On an iPhone, the game is a portable addiction like a bag of jelly bellies. On the iPad, it’s engrossing and all consuming, like a really big bag of jelly bellies, and it is the way to play this game. The hook is this. You score better when you ignore the humans and just kill zombies, but then you see the poor blokes getting attacked by the zombies, albeit in tiny ant-sized distance on the infrared. You then are compelled to rescue them with a well gauged barrage from the mini gun, or a carefully distanced blast from the 40mm auto cannon. If you successfully kill the zombie and free the human, you get some points, and praise from the commander. You feel good about yourself in fact. In fact, you end up caring for the poor people running in the night for the shelter of the bunker and may get sidetracked into playing hero. Unfortunately, in this game, and as in all good Zombie movies, playing empathetic hero is not the best way to win at this game. The most efficient at clearing the approaches of zombies without killing yet not rescuing humans do best. There is no punishment for letting Zombie nature take its course.
A recent NYT article (http://www.nytimes.com/2011/08/07/books/review/the-state-of-zombie-literature-an-autopsy.html) pontificated about the Zombie phenomena, tying its popularity to the uncertainties of our times.
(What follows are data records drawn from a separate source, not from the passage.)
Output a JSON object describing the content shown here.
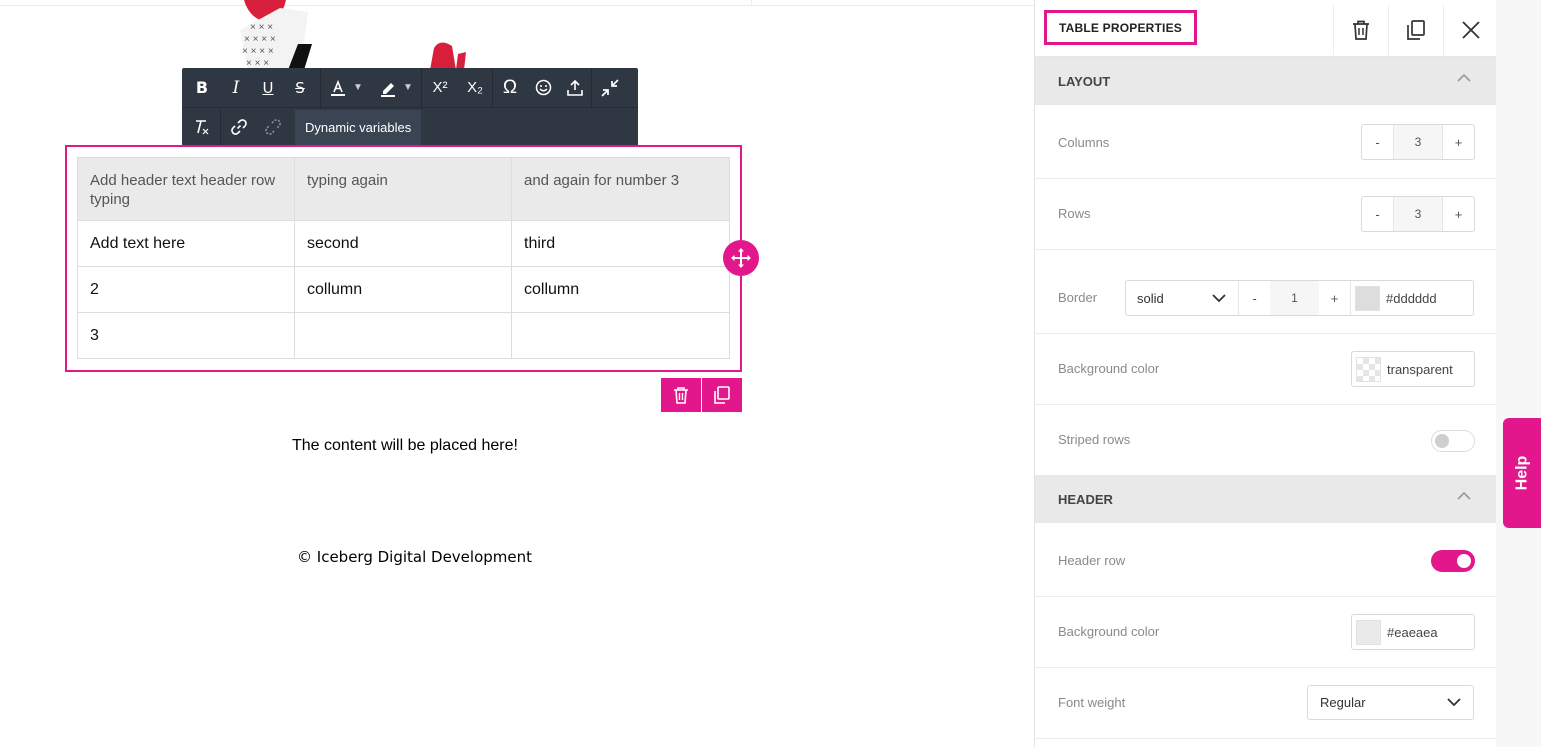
{
  "colors": {
    "accent": "#e3178c",
    "toolbar_bg": "#2f3742",
    "header_bg": "#eaeaea",
    "border": "#dddddd",
    "deco_red": "#d81f3b"
  },
  "toolbar": {
    "buttons_row1": [
      "B",
      "I",
      "U",
      "S"
    ],
    "icons_row1": [
      "text-color-icon",
      "highlight-icon",
      "superscript-icon",
      "subscript-icon",
      "special-chars-icon",
      "emoji-icon",
      "upload-icon",
      "collapse-icon"
    ],
    "superscript_label": "X²",
    "subscript_label": "X₂",
    "omega_label": "Ω",
    "clear_format_label": "Tx",
    "dynamic_variables_label": "Dynamic variables"
  },
  "table": {
    "headers": [
      "Add header text header row typing",
      "typing again",
      "and again for number 3"
    ],
    "rows": [
      [
        "Add text here",
        "second",
        "third"
      ],
      [
        "2",
        "collumn",
        "collumn"
      ],
      [
        "3",
        "",
        ""
      ]
    ]
  },
  "content": {
    "placeholder": "The content will be placed here!",
    "footer": "© Iceberg Digital Development"
  },
  "panel": {
    "title": "TABLE PROPERTIES",
    "layout_section": "LAYOUT",
    "header_section": "HEADER",
    "columns_label": "Columns",
    "columns_value": "3",
    "rows_label": "Rows",
    "rows_value": "3",
    "minus": "-",
    "plus": "+",
    "border_label": "Border",
    "border_style": "solid",
    "border_width": "1",
    "border_color": "#dddddd",
    "bg_label": "Background color",
    "bg_value": "transparent",
    "striped_label": "Striped rows",
    "striped_on": false,
    "header_row_label": "Header row",
    "header_row_on": true,
    "header_bg_label": "Background color",
    "header_bg_value": "#eaeaea",
    "font_weight_label": "Font weight",
    "font_weight_value": "Regular"
  },
  "help": {
    "label": "Help"
  }
}
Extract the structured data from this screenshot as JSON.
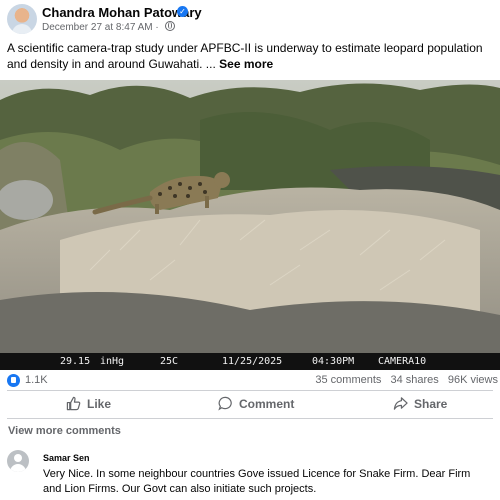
{
  "post": {
    "author": "Chandra Mohan Patowary",
    "date": "December 27 at 8:47 AM",
    "separator": "·",
    "caption": "A scientific camera-trap study under APFBC-II is underway to estimate leopard population and density in and around Guwahati. ...",
    "see_more": "See more"
  },
  "camera_overlay": {
    "field1": "29.15",
    "field2": "inHg",
    "field3": "25C",
    "date": "11/25/2025",
    "time": "04:30PM",
    "camera": "CAMERA10"
  },
  "stats": {
    "reactions": "1.1K",
    "comments": "35 comments",
    "shares": "34 shares",
    "views": "96K views"
  },
  "actions": {
    "like": "Like",
    "comment": "Comment",
    "share": "Share"
  },
  "view_more_comments": "View more comments",
  "comment": {
    "author": "Samar Sen",
    "text": "Very Nice. In some neighbour countries Gove issued Licence for Snake Firm. Dear Firm and Lion Firms. Our Govt can also initiate such projects."
  },
  "colors": {
    "accent": "#1877f2",
    "secondary_text": "#65676b"
  }
}
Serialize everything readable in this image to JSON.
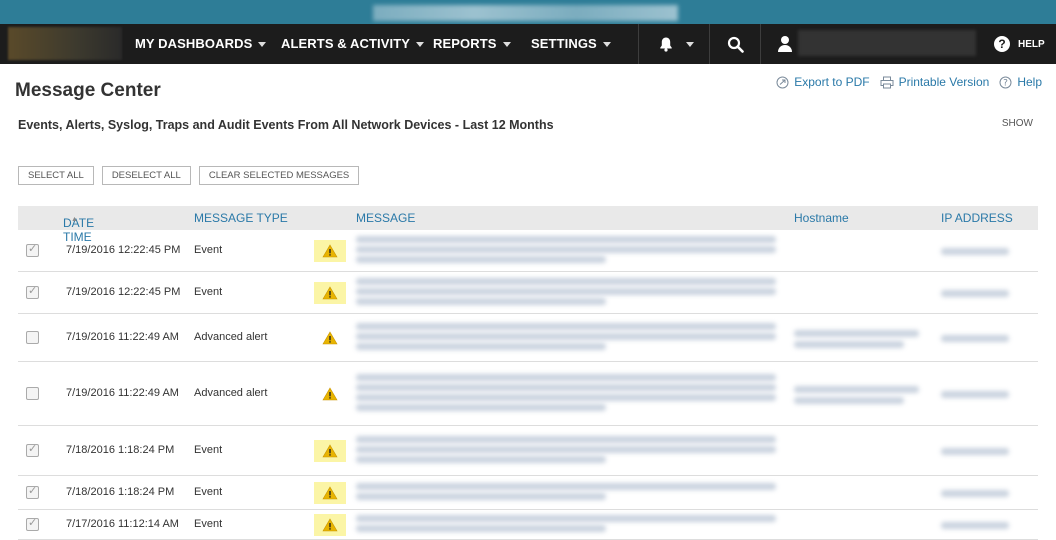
{
  "nav": {
    "items": [
      {
        "label": "MY DASHBOARDS"
      },
      {
        "label": "ALERTS & ACTIVITY"
      },
      {
        "label": "REPORTS"
      },
      {
        "label": "SETTINGS"
      }
    ],
    "help_label": "HELP"
  },
  "page": {
    "title": "Message Center",
    "subtitle": "Events, Alerts, Syslog, Traps and Audit Events From All Network Devices - Last 12 Months",
    "show_label": "SHOW",
    "links": {
      "export_pdf": "Export to PDF",
      "printable": "Printable Version",
      "help": "Help"
    }
  },
  "buttons": {
    "select_all": "SELECT ALL",
    "deselect_all": "DESELECT ALL",
    "clear_selected": "CLEAR SELECTED MESSAGES"
  },
  "table": {
    "columns": {
      "date_time": "DATE TIME",
      "message_type": "MESSAGE TYPE",
      "message": "MESSAGE",
      "hostname": "Hostname",
      "ip_address": "IP ADDRESS"
    },
    "rows": [
      {
        "datetime": "7/19/2016 12:22:45 PM",
        "type": "Event",
        "checked": true
      },
      {
        "datetime": "7/19/2016 12:22:45 PM",
        "type": "Event",
        "checked": true
      },
      {
        "datetime": "7/19/2016 11:22:49 AM",
        "type": "Advanced alert",
        "checked": false
      },
      {
        "datetime": "7/19/2016 11:22:49 AM",
        "type": "Advanced alert",
        "checked": false
      },
      {
        "datetime": "7/18/2016 1:18:24 PM",
        "type": "Event",
        "checked": true
      },
      {
        "datetime": "7/18/2016 1:18:24 PM",
        "type": "Event",
        "checked": true
      },
      {
        "datetime": "7/17/2016 11:12:14 AM",
        "type": "Event",
        "checked": true
      }
    ]
  },
  "colors": {
    "top_strip": "#2e7d97",
    "nav_bg": "#1c1c1c",
    "link": "#2a79a8",
    "warn_highlight": "#fbf5a6",
    "warn_icon": "#e8b400"
  }
}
I would add that Zombies have been with us before Romero created them as the basic fear of being consumed by anything that is not us -whether it is a great white shark, a Tyrannosaur, or an illegal immigrant.
Despite the fearsome images and terrifying drama of good Zombie films and literature, I find them a compelling and a great way to unwind and relax. A Zombie apocalypse, it turns out, does not necessarily favor the strongest or best armed. Rather, aside from a bit of luck, you need your wits. A Zombie armageddon is fair and meritocratic. A level playing field. And who doesn’t like that?